If you are going to spend money to create and issue EMV cards, you need to ensure the cards are getting activated and used. Pay attention to account activity and card usage reports. If members aren’t reaching for your card after 30 days, they have someone else’s card at the top of their wallet.
4. Outsourcing ATMs
U.S. ATMs need to support EMV by October 2016. The manufacturers still need to complete software development, supporting the U.S. Authorization IDs. These AIDs allow the ATMs to continue utilizing the routing schemes currently used by ATM operators.
The first half of 2016 will be busy certifying terminals with processors, visiting every ATM to install new software and activating EMV card readers. International EMV upgrade experience has taught us to expect some maintenance-related expenses during the switch due to the new clamp process for reading EMV cards and a certain level of user error.
These additional processes and expenses are adding to the credit unions’ burden of operating ATM fleets. ATM outsourcing leverages the economies of scale that larger ATM deployers enjoy while allowing credit unions to reduce the cost of maintaining and updating ATMs.
Additionally, credit unions can recapture a portion of the capital originally invested in the ATM by selling this asset to the outsourcing company taking over their ATM management. This process transfers the processing, liability and maintenance of the ATMs to the new ATM owner.
5. EMV Member Education
EMV can be supported in a contact and contactless environment. To facilitate the contact transaction, the microprocessor in the card transfers data with the acquiring card reader, requiring constant physical contact with the card reader.
Near Field Communication or contactless readers, require a close proximity of the card to the reader in order to complete the transaction. Both processes eliminate the card swipe.
Members need to be made aware of the impending change to their payment habits through consistent literature and messaging before and after the switch to EMV.
Without proper education, the member could experience a higher frequency of incomplete transactions or damage to the plastic, if they attempt to forcibly remove the card from an EMV-enabled card reader. Both scenarios will result in fewer completed transactions, lower interchange and higher card replacement expenses.
There are many ways for credit unions to reduce stress and costs surrounding the upcoming EMV migration in the U.S. However, all of them require advanced planning and an increase in communication with vendor partners and cardholding members.
The sooner you make your EMV transition plans, the more likely you are to save money, avoid the rush and limit issues such as inventory shortages, technical challenges and member confusion.
Published in Credit Union Times • January 23, 2015
An industry leader in the payments space, Paul Albright is Executive Vice President of Outsource ATM.
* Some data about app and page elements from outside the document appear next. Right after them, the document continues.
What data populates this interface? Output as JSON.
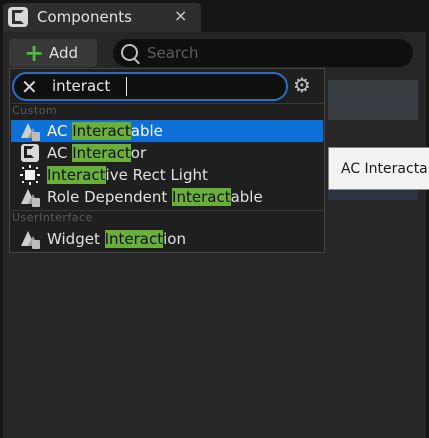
{
  "panel": {
    "title": "Components",
    "close_glyph": "×",
    "icon": "blueprint-c-icon"
  },
  "toolbar": {
    "add_label": "Add",
    "add_glyph": "+",
    "search_placeholder": "Search"
  },
  "popup": {
    "filter_value": "interact",
    "clear_glyph": "✕",
    "settings_glyph": "⚙",
    "categories": [
      {
        "label": "Custom",
        "items": [
          {
            "pre": "AC ",
            "match": "Interact",
            "post": "able",
            "icon": "actor-component-icon",
            "selected": true
          },
          {
            "pre": "AC ",
            "match": "Interact",
            "post": "or",
            "icon": "blueprint-class-icon",
            "selected": false
          },
          {
            "pre": "",
            "match": "Interact",
            "post": "ive Rect Light",
            "icon": "rect-light-icon",
            "selected": false
          },
          {
            "pre": "Role Dependent ",
            "match": "Interact",
            "post": "able",
            "icon": "actor-component-icon",
            "selected": false
          }
        ]
      },
      {
        "label": "UserInterface",
        "items": [
          {
            "pre": "Widget ",
            "match": "Interact",
            "post": "ion",
            "icon": "actor-component-icon",
            "selected": false
          }
        ]
      }
    ]
  },
  "tooltip": {
    "text": "AC Interactable"
  },
  "colors": {
    "selection": "#0e6fd6",
    "highlight": "#6aae3c",
    "focus_border": "#2c6cc4",
    "add_plus": "#57b34a"
  }
}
Connect with Paul on LinkedIn or follow him on Twitter.
President & CEO of Outsource ATM, Troy LeBlanc has been helping financial institutions address their ATM needs for almost 20 years.
Connect with Troy on LinkedIn or follow him on Twitter.